## Material for this task:

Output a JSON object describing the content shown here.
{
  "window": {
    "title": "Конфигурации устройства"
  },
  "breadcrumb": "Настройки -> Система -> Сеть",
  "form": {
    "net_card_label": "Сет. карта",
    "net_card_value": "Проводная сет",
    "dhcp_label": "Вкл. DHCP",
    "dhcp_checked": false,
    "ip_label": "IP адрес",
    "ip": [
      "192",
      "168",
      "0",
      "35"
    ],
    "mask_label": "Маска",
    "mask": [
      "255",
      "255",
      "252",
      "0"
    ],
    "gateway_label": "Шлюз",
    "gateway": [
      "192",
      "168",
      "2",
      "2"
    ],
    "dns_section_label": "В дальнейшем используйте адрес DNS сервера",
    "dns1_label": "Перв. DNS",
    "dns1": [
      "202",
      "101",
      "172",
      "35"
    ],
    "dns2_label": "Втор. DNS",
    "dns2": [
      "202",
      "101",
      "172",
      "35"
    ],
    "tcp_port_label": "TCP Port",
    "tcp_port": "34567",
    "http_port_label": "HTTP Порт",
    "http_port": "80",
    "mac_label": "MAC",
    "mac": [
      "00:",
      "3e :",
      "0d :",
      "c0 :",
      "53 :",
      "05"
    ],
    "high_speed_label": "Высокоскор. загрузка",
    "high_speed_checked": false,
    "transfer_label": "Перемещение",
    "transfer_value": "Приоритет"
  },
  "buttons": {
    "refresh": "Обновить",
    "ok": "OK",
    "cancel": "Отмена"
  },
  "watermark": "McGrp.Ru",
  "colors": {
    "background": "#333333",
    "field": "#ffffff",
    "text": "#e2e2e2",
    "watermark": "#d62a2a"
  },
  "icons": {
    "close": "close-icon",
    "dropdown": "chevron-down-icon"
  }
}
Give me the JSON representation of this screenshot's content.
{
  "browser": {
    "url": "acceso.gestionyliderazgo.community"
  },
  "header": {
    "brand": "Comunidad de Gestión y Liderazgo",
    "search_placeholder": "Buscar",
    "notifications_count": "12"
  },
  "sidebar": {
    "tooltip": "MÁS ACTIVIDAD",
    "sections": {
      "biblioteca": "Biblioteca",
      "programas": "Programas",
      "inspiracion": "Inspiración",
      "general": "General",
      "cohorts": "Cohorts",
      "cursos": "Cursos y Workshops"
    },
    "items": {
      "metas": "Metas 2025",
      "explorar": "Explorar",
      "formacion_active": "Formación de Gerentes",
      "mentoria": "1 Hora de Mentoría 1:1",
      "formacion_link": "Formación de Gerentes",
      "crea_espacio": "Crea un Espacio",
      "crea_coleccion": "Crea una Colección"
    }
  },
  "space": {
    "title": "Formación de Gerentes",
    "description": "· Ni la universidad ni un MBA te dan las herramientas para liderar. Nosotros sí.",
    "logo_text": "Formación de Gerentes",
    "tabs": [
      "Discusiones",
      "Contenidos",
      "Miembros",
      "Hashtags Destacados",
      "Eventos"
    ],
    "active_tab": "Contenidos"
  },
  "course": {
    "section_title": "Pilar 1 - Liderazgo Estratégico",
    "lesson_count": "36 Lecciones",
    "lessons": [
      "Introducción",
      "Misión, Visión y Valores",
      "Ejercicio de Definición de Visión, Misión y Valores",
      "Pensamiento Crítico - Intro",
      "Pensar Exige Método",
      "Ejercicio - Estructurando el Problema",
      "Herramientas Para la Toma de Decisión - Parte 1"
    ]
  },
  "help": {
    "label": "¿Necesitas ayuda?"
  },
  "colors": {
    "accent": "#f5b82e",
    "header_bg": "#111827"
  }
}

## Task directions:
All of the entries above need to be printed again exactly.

## Finished task:
Output a JSON object describing the content shown here.
{
  "window": {
    "title": "Конфигурации устройства"
  },
  "breadcrumb": "Настройки -> Система -> Сеть",
  "form": {
    "net_card_label": "Сет. карта",
    "net_card_value": "Проводная сет",
    "dhcp_label": "Вкл. DHCP",
    "dhcp_checked": false,
    "ip_label": "IP адрес",
    "ip": [
      "192",
      "168",
      "0",
      "35"
    ],
    "mask_label": "Маска",
    "mask": [
      "255",
      "255",
      "252",
      "0"
    ],
    "gateway_label": "Шлюз",
    "gateway": [
      "192",
      "168",
      "2",
      "2"
    ],
    "dns_section_label": "В дальнейшем используйте адрес DNS сервера",
    "dns1_label": "Перв. DNS",
    "dns1": [
      "202",
      "101",
      "172",
      "35"
    ],
    "dns2_label": "Втор. DNS",
    "dns2": [
      "202",
      "101",
      "172",
      "35"
    ],
    "tcp_port_label": "TCP Port",
    "tcp_port": "34567",
    "http_port_label": "HTTP Порт",
    "http_port": "80",
    "mac_label": "MAC",
    "mac": [
      "00:",
      "3e :",
      "0d :",
      "c0 :",
      "53 :",
      "05"
    ],
    "high_speed_label": "Высокоскор. загрузка",
    "high_speed_checked": false,
    "transfer_label": "Перемещение",
    "transfer_value": "Приоритет"
  },
  "buttons": {
    "refresh": "Обновить",
    "ok": "OK",
    "cancel": "Отмена"
  },
  "watermark": "McGrp.Ru",
  "colors": {
    "background": "#333333",
    "field": "#ffffff",
    "text": "#e2e2e2",
    "watermark": "#d62a2a"
  },
  "icons": {
    "close": "close-icon",
    "dropdown": "chevron-down-icon"
  }
}
Give me the JSON representation of this screenshot's content.
{
  "browser": {
    "url": "acceso.gestionyliderazgo.community"
  },
  "header": {
    "brand": "Comunidad de Gestión y Liderazgo",
    "search_placeholder": "Buscar",
    "notifications_count": "12"
  },
  "sidebar": {
    "tooltip": "MÁS ACTIVIDAD",
    "sections": {
      "biblioteca": "Biblioteca",
      "programas": "Programas",
      "inspiracion": "Inspiración",
      "general": "General",
      "cohorts": "Cohorts",
      "cursos": "Cursos y Workshops"
    },
    "items": {
      "metas": "Metas 2025",
      "explorar": "Explorar",
      "formacion_active": "Formación de Gerentes",
      "mentoria": "1 Hora de Mentoría 1:1",
      "formacion_link": "Formación de Gerentes",
      "crea_espacio": "Crea un Espacio",
      "crea_coleccion": "Crea una Colección"
    }
  },
  "space": {
    "title": "Formación de Gerentes",
    "description": "· Ni la universidad ni un MBA te dan las herramientas para liderar. Nosotros sí.",
    "logo_text": "Formación de Gerentes",
    "tabs": [
      "Discusiones",
      "Contenidos",
      "Miembros",
      "Hashtags Destacados",
      "Eventos"
    ],
    "active_tab": "Contenidos"
  },
  "course": {
    "section_title": "Pilar 1 - Liderazgo Estratégico",
    "lesson_count": "36 Lecciones",
    "lessons": [
      "Introducción",
      "Misión, Visión y Valores",
      "Ejercicio de Definición de Visión, Misión y Valores",
      "Pensamiento Crítico - Intro",
      "Pensar Exige Método",
      "Ejercicio - Estructurando el Problema",
      "Herramientas Para la Toma de Decisión - Parte 1"
    ]
  },
  "help": {
    "label": "¿Necesitas ayuda?"
  },
  "colors": {
    "accent": "#f5b82e",
    "header_bg": "#111827"
  }
}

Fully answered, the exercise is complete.